*Task requirements:*
These records need to be repeated exactly, every one of them.

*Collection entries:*

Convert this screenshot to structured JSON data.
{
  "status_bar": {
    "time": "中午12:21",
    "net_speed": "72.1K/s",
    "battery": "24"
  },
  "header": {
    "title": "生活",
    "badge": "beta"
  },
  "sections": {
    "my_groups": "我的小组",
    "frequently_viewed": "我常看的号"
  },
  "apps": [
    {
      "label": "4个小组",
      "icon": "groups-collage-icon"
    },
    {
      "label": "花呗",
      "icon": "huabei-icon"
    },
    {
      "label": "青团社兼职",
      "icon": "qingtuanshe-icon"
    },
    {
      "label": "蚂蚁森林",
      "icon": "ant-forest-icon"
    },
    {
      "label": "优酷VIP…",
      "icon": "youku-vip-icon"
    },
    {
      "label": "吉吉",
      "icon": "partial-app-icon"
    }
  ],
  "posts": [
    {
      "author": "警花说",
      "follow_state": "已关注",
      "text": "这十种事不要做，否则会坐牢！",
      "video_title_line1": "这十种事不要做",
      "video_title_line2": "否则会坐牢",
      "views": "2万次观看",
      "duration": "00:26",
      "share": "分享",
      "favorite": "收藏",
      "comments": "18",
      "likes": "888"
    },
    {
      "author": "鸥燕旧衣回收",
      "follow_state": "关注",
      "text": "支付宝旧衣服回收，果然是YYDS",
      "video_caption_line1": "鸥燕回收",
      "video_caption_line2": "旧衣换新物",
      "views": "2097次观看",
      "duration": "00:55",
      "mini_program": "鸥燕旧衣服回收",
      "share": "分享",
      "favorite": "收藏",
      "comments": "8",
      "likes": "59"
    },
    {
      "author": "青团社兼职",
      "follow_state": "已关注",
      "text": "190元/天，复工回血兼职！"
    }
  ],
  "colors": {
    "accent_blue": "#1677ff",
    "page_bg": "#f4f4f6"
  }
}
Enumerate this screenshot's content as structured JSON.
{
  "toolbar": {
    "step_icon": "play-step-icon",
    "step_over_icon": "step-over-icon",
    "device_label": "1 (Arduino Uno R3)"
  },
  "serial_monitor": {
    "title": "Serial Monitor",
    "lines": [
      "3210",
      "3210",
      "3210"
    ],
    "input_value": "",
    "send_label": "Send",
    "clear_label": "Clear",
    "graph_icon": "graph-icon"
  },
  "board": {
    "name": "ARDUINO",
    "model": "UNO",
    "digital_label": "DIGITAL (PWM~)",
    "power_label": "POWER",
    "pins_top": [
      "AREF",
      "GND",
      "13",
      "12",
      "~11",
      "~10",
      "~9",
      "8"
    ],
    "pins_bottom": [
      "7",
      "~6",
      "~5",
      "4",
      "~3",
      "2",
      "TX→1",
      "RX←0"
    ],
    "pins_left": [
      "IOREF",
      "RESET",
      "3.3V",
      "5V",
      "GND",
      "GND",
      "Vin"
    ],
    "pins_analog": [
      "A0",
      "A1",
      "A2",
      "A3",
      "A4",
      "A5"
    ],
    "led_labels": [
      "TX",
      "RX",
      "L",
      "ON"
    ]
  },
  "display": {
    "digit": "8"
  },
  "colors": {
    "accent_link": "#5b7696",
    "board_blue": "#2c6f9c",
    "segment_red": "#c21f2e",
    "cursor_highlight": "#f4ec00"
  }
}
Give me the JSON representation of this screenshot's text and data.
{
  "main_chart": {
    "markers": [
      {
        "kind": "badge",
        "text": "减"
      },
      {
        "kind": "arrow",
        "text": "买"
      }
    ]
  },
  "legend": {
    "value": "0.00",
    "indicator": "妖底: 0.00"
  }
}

*Task solution:*
Convert this screenshot to structured JSON data.
{
  "status_bar": {
    "time": "中午12:21",
    "net_speed": "72.1K/s",
    "battery": "24"
  },
  "header": {
    "title": "生活",
    "badge": "beta"
  },
  "sections": {
    "my_groups": "我的小组",
    "frequently_viewed": "我常看的号"
  },
  "apps": [
    {
      "label": "4个小组",
      "icon": "groups-collage-icon"
    },
    {
      "label": "花呗",
      "icon": "huabei-icon"
    },
    {
      "label": "青团社兼职",
      "icon": "qingtuanshe-icon"
    },
    {
      "label": "蚂蚁森林",
      "icon": "ant-forest-icon"
    },
    {
      "label": "优酷VIP…",
      "icon": "youku-vip-icon"
    },
    {
      "label": "吉吉",
      "icon": "partial-app-icon"
    }
  ],
  "posts": [
    {
      "author": "警花说",
      "follow_state": "已关注",
      "text": "这十种事不要做，否则会坐牢！",
      "video_title_line1": "这十种事不要做",
      "video_title_line2": "否则会坐牢",
      "views": "2万次观看",
      "duration": "00:26",
      "share": "分享",
      "favorite": "收藏",
      "comments": "18",
      "likes": "888"
    },
    {
      "author": "鸥燕旧衣回收",
      "follow_state": "关注",
      "text": "支付宝旧衣服回收，果然是YYDS",
      "video_caption_line1": "鸥燕回收",
      "video_caption_line2": "旧衣换新物",
      "views": "2097次观看",
      "duration": "00:55",
      "mini_program": "鸥燕旧衣服回收",
      "share": "分享",
      "favorite": "收藏",
      "comments": "8",
      "likes": "59"
    },
    {
      "author": "青团社兼职",
      "follow_state": "已关注",
      "text": "190元/天，复工回血兼职！"
    }
  ],
  "colors": {
    "accent_blue": "#1677ff",
    "page_bg": "#f4f4f6"
  }
}
Enumerate this screenshot's content as structured JSON.
{
  "toolbar": {
    "step_icon": "play-step-icon",
    "step_over_icon": "step-over-icon",
    "device_label": "1 (Arduino Uno R3)"
  },
  "serial_monitor": {
    "title": "Serial Monitor",
    "lines": [
      "3210",
      "3210",
      "3210"
    ],
    "input_value": "",
    "send_label": "Send",
    "clear_label": "Clear",
    "graph_icon": "graph-icon"
  },
  "board": {
    "name": "ARDUINO",
    "model": "UNO",
    "digital_label": "DIGITAL (PWM~)",
    "power_label": "POWER",
    "pins_top": [
      "AREF",
      "GND",
      "13",
      "12",
      "~11",
      "~10",
      "~9",
      "8"
    ],
    "pins_bottom": [
      "7",
      "~6",
      "~5",
      "4",
      "~3",
      "2",
      "TX→1",
      "RX←0"
    ],
    "pins_left": [
      "IOREF",
      "RESET",
      "3.3V",
      "5V",
      "GND",
      "GND",
      "Vin"
    ],
    "pins_analog": [
      "A0",
      "A1",
      "A2",
      "A3",
      "A4",
      "A5"
    ],
    "led_labels": [
      "TX",
      "RX",
      "L",
      "ON"
    ]
  },
  "display": {
    "digit": "8"
  },
  "colors": {
    "accent_link": "#5b7696",
    "board_blue": "#2c6f9c",
    "segment_red": "#c21f2e",
    "cursor_highlight": "#f4ec00"
  }
}
Give me the JSON representation of this screenshot's text and data.
{
  "main_chart": {
    "markers": [
      {
        "kind": "badge",
        "text": "减"
      },
      {
        "kind": "arrow",
        "text": "买"
      }
    ]
  },
  "legend": {
    "value": "0.00",
    "indicator": "妖底: 0.00"
  }
}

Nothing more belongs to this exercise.